The ATA has responded, having looked through everything in detail and having some very serious concerns about the vaguaries of the proposed amendment:
"In the early 1990s, local school boards across the province were faced with complaints by irate fundamentalist Christian parents who threatened to withdraw their children from school unless a particular set of English language arts readers--the Impressions series--was banned. The series, which included works by authors such as Lucy Maud Montgomery, Margaret Atwood, Chief Dan George, Dr Seuss, A A Milne, C S Lewis and Rudyard Kipling, had been adopted in Alberta and in all but three Canadian provinces.... The claim made by these groups, including the Parents for Quality Education based in Calgary, was that the series promoted disrespect for parents and authority, as well as promoting witchcraft, necromancy and crystal ball gazing, all contrary to their religious beliefs. Among the evidence cited was satanic or occult imagery that apparently became visible in an illustration when viewed in a mirror." [emphasis mine]
What's more is that the Bill couldn't be worded in such a way as to specify which religion(s) or sexual orientation they wanted to favour (that would be discrimination), so the wording is horribly open-ended. The provision is worded so vaguely that if a lesbian couple wanted the right to opt their child out of anything about heterosexuality, teachers would be obligated to send out prior warning nearly every day of class. Certainly, Social Studies classes about the nuclear family would be out of the question. And if a parent comes from an Islamic, Hebraic or agnostic background and doesn't wish their child to learn about Christianity, just about any history class about Europe during the Middle Ages (which is inseparably intertwined with the history of the Roman Catholic Church) becomes objectionable. And should a Catholic parent not want their child to learn about the driving forces that led to the Protestant Reformation... well, you get the picture.
Of course, these are theoretical, but for teachers who face the penalties for not taking necessary precautions to protect children from unwanted learning, this generates a conundrum guaranteed to make every single one of them break out in hives the moment the school year begins. What's the first thing that most fascist states tend to do to cement themselves in power, again? Punish (or make to disappear) all the liberals, teachers and scientists?
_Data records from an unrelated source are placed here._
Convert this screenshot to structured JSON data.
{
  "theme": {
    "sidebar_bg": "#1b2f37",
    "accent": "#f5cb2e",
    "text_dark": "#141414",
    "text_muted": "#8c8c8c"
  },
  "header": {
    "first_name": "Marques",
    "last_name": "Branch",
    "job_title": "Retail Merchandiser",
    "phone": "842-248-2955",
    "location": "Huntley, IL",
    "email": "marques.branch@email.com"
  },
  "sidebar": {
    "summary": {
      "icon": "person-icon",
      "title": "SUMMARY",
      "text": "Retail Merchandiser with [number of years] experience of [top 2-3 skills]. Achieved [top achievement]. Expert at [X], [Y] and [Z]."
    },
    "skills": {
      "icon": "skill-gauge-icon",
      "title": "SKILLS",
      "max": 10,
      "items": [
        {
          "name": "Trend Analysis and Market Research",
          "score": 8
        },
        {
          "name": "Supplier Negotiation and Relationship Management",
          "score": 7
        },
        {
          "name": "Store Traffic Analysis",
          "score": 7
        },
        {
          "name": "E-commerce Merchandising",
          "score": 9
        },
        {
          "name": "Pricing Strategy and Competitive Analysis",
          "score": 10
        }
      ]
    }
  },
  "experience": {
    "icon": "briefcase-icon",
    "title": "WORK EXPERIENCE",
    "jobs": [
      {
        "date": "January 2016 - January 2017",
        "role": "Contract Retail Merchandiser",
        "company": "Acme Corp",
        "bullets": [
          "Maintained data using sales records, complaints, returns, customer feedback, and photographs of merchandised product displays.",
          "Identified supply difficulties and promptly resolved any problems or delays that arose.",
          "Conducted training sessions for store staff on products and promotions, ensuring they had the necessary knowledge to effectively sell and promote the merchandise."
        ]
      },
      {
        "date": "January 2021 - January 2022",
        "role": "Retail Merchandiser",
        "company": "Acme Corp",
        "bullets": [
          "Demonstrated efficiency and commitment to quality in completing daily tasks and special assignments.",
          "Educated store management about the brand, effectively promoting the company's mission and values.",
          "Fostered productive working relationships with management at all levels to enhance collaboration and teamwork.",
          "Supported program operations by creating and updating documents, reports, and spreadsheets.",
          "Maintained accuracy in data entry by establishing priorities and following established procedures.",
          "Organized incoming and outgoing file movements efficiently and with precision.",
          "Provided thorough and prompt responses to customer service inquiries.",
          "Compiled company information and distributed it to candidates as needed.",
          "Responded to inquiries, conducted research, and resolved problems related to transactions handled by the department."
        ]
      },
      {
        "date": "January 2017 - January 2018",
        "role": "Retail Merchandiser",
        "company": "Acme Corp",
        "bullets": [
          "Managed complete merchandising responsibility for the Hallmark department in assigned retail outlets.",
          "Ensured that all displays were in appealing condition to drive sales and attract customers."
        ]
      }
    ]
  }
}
Correct me if I'm wrong, but I don't think anything this wide-sweeping and clearly intended to stifle tolerance, diversity and, er, education exists in any other part of North America in this Century. There could be a practical reason for that. I wrote earlier about the criticisms of Human Rights Commissions in Canada -- it's obvious now where Minister Blackett is taking his advice from.
Earlier this year, the Province launched a new campaign slogan, "Freedom to Create, Spirit to Achieve, Just Don't Expect Any Social Assistance." That's probably fitting, because with the attacks resuming on health and education systems, the "Alberta Advantage" is probably a thing of the past.
But there's always election time. And at that point, Albertans can hopefully let their elected representatives know what they think about being dragged back into the 1950s.
(Crossposted to DentedBlueMercedes and offered to Pam's House Blend)